Everyone in London seems to be fuming all the time — although, to be fair, fuming has become the default setting of our time. Historically, it’s the sexually repressed, swivel-eyed Daily Mail reader who fumes hardest, but ever since last June 23, when the glorious chaotic dawn of Brexit was revealed, liberals have been fuming up a storm with all the parasexual frustration of fat-fingered One Direction fans tweeting hatred about the paternity of Cheryl’s baby. Tempering, tantruming and thweatening to thwceam till they’re sick, it’s hard not to feel that what’s making them the most angry isn’t the alleged racism of Brexiteers or the alleged financial ruin waiting just around the corner. No, the reason the Remnants hate us so much is because after lifetimes of flattering themselves that they’re progressive, adventurous and daring, they now stand revealed as a veritable mothers’ meeting of doom-mongering, curtain-twitching, tut-tutting stick-in-the-muds. The pathetic petulance which has come from the Remnants in the face of our victory stems from the fact that many of those who prided themselves on being rebels were, actually, just a differently styled part of the status quo-embracing establishment all along. And it is for robbing them of their illusions about themselves that we Brexiteers will not

be forgiven.

I’m especially enjoying the havoc which Brexit has wrought on families and friends. Isn’t disagreeing with people, and forming new alliances, one of the most enjoyable parts of the big scary ride we call life? If you want to avoid conflict, go and live in a cupboard. A charming lady braves the rail chaos to lunch with me; not only pretty and clever, she has been thrown out of her north London book group for liking on Facebook a pro-Brexit Spectator piece by me! I gaze at her with something like adoration. She thinks it would make a brilliant play. Am I interested in co-writing? ‘Waiter, the champagne menu, please!’

When I’m not plotting my comeback and decimating book groups, I work at a MIND shop and I must say it’s about the best fun you can have without getting paid. Our donations run from bandbox-fresh designer gear to offerings so rank they have to be handled using surgical gloves. But the best ever, and one which I only have to think about to howl with glee, was the donation of a tooth in an envelope. The envelope had ‘Tooth’ written neatly on it. Those inverted commas get me every time.

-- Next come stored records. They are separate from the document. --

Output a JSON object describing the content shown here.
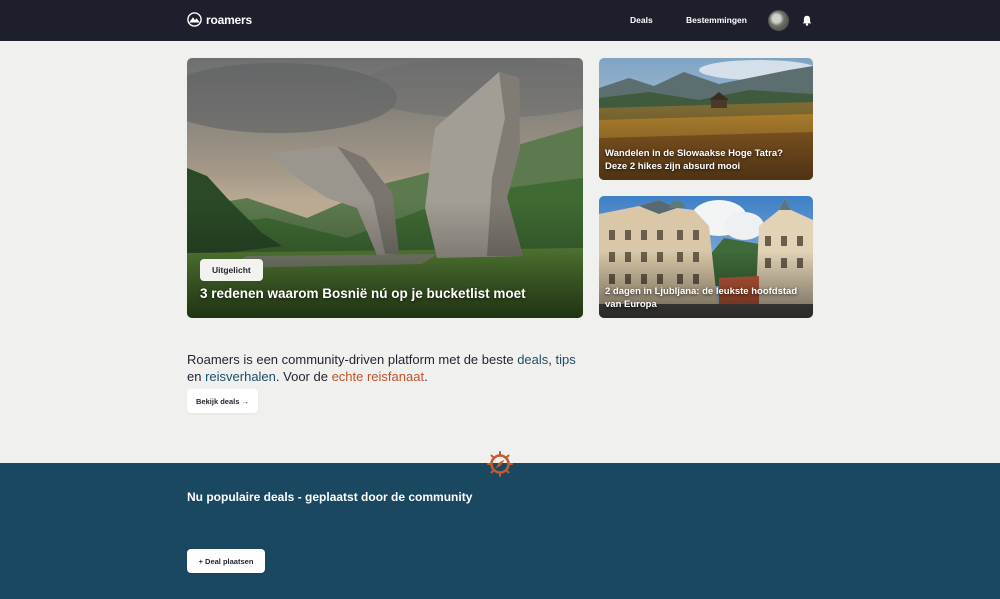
{
  "nav": {
    "logo_text": "roamers",
    "links": [
      "Deals",
      "Bestemmingen"
    ]
  },
  "hero": {
    "main": {
      "badge": "Uitgelicht",
      "title": "3 redenen waarom Bosnië nú op je bucketlist moet"
    },
    "side": [
      {
        "title": "Wandelen in de Slowaakse Hoge Tatra? Deze 2 hikes zijn absurd mooi"
      },
      {
        "title": "2 dagen in Ljubljana: de leukste hoofdstad van Europa"
      }
    ]
  },
  "intro": {
    "part1": "Roamers is een community-driven platform met de beste ",
    "link_deals": "deals",
    "sep1": ", ",
    "link_tips": "tips",
    "part2": " en ",
    "link_stories": "reisverhalen",
    "part3": ". Voor de ",
    "accent": "echte reisfanaat",
    "part4": ".",
    "button": "Bekijk deals →"
  },
  "deals_section": {
    "title": "Nu populaire deals - geplaatst door de community",
    "button": "+ Deal plaatsen"
  },
  "colors": {
    "nav_bg": "#1d1f2c",
    "page_bg": "#f0f1ee",
    "deals_bg": "#1a4860",
    "link": "#1e4e68",
    "accent": "#c0532a"
  },
  "icons": [
    "mountain-logo-icon",
    "bell-icon",
    "compass-icon"
  ]
}
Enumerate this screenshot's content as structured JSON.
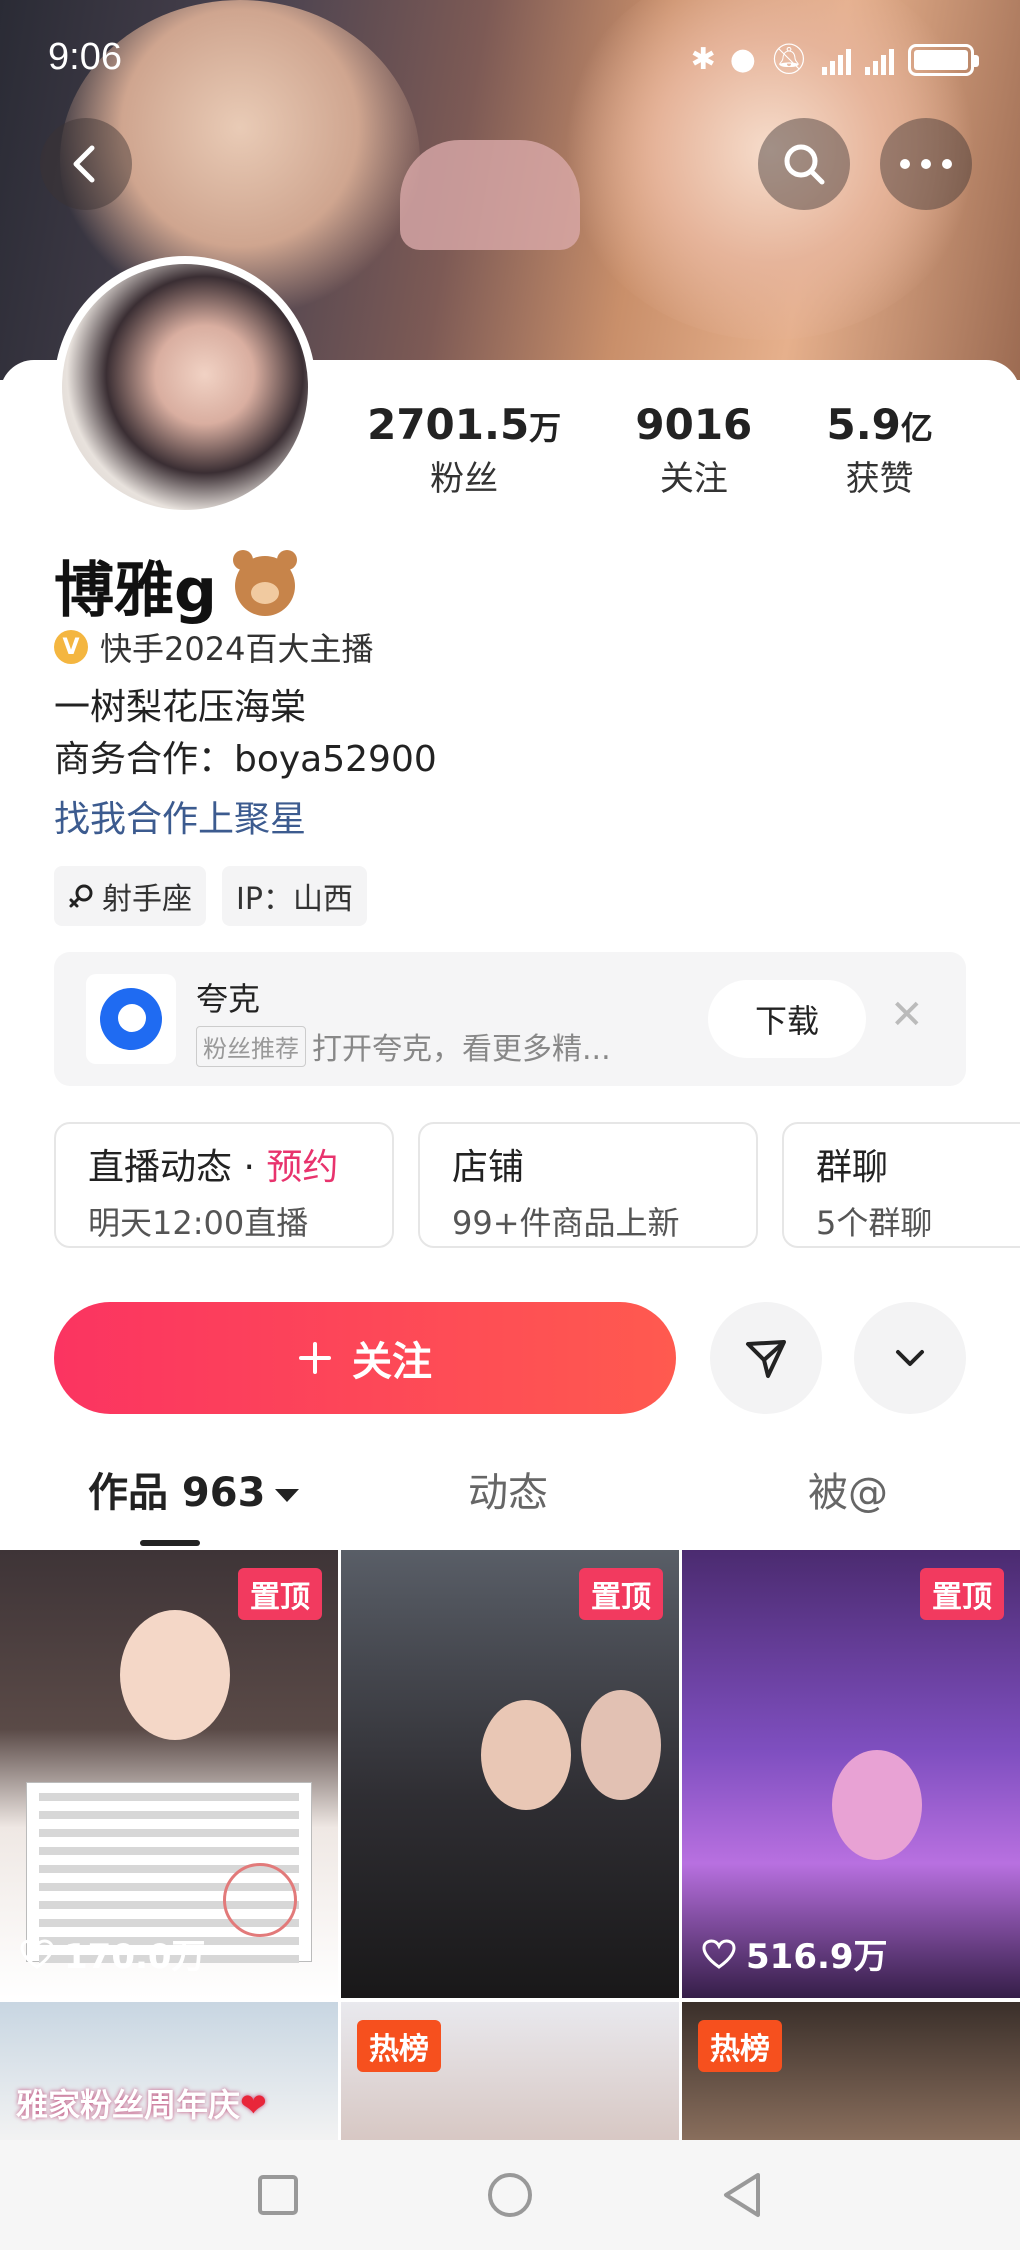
{
  "status_bar": {
    "time": "9:06"
  },
  "header": {
    "back_icon": "chevron-left-icon",
    "search_icon": "search-icon",
    "more_icon": "more-horizontal-icon"
  },
  "profile": {
    "name": "博雅g",
    "name_emoji": "teddy-bear",
    "verification": "快手2024百大主播",
    "bio_line1": "一树梨花压海棠",
    "bio_line2": "商务合作：boya52900",
    "cooperation_link": "找我合作上聚星",
    "tags": [
      {
        "label": "射手座",
        "icon": "male-symbol-icon"
      },
      {
        "label": "IP：山西"
      }
    ]
  },
  "stats": [
    {
      "value": "2701.5",
      "unit": "万",
      "label": "粉丝"
    },
    {
      "value": "9016",
      "unit": "",
      "label": "关注"
    },
    {
      "value": "5.9",
      "unit": "亿",
      "label": "获赞"
    }
  ],
  "promo": {
    "app_name": "夸克",
    "badge": "粉丝推荐",
    "description": "打开夸克，看更多精...",
    "download_label": "下载"
  },
  "feature_cards": [
    {
      "title": "直播动态",
      "title_extra": "预约",
      "subtitle": "明天12:00直播"
    },
    {
      "title": "店铺",
      "subtitle": "99+件商品上新"
    },
    {
      "title": "群聊",
      "subtitle": "5个群聊"
    }
  ],
  "actions": {
    "follow_label": "关注",
    "share_icon": "send-icon",
    "expand_icon": "chevron-down-icon"
  },
  "tabs": [
    {
      "label": "作品 963",
      "active": true
    },
    {
      "label": "动态",
      "active": false
    },
    {
      "label": "被@",
      "active": false
    }
  ],
  "grid": [
    {
      "badge": "置顶",
      "likes": "170.0万"
    },
    {
      "badge": "置顶"
    },
    {
      "badge": "置顶",
      "likes": "516.9万"
    },
    {
      "caption": "雅家粉丝周年庆"
    },
    {
      "badge": "热榜"
    },
    {
      "badge": "热榜"
    }
  ],
  "colors": {
    "accent": "#fb3461",
    "link": "#3c5b8f",
    "pin_badge": "#f23a5f",
    "hot_badge": "#f6501e"
  }
}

Do you see yourself as a tragic figure or a comic one? To paraphrase Clemenceau, ‘Not to see oneself as a tragedy at 20 is proof of want of heart — not to see oneself as a comedy at 50 is proof of want of head.’ I’m 57 now, and I realised that I was a fully fledged joke one day in 2008, after my best friend’s mother’s funeral, when I got really drunk and ended up vomiting in broad daylight in the grounds of Brighton Pavilion while a Montessori group of organically grown kiddies were shepherded away from me by their disgusted teachers. As I lay flat out on the grass, the Pavilion danced a mad mazurka and my friend wiped the vomit from my funereal finery. ‘But I’m meant to be looking after you!’ I cried, before vomiting again. That day was when I first got an inkling that far from being a tragic figure — something a lot of us fall hard for in our teenage years — I was actually a comic one. I am a joke! As are a lot of people — especially those who think that they’re tragic figures. Accept this and you’ll be halfway to happiness.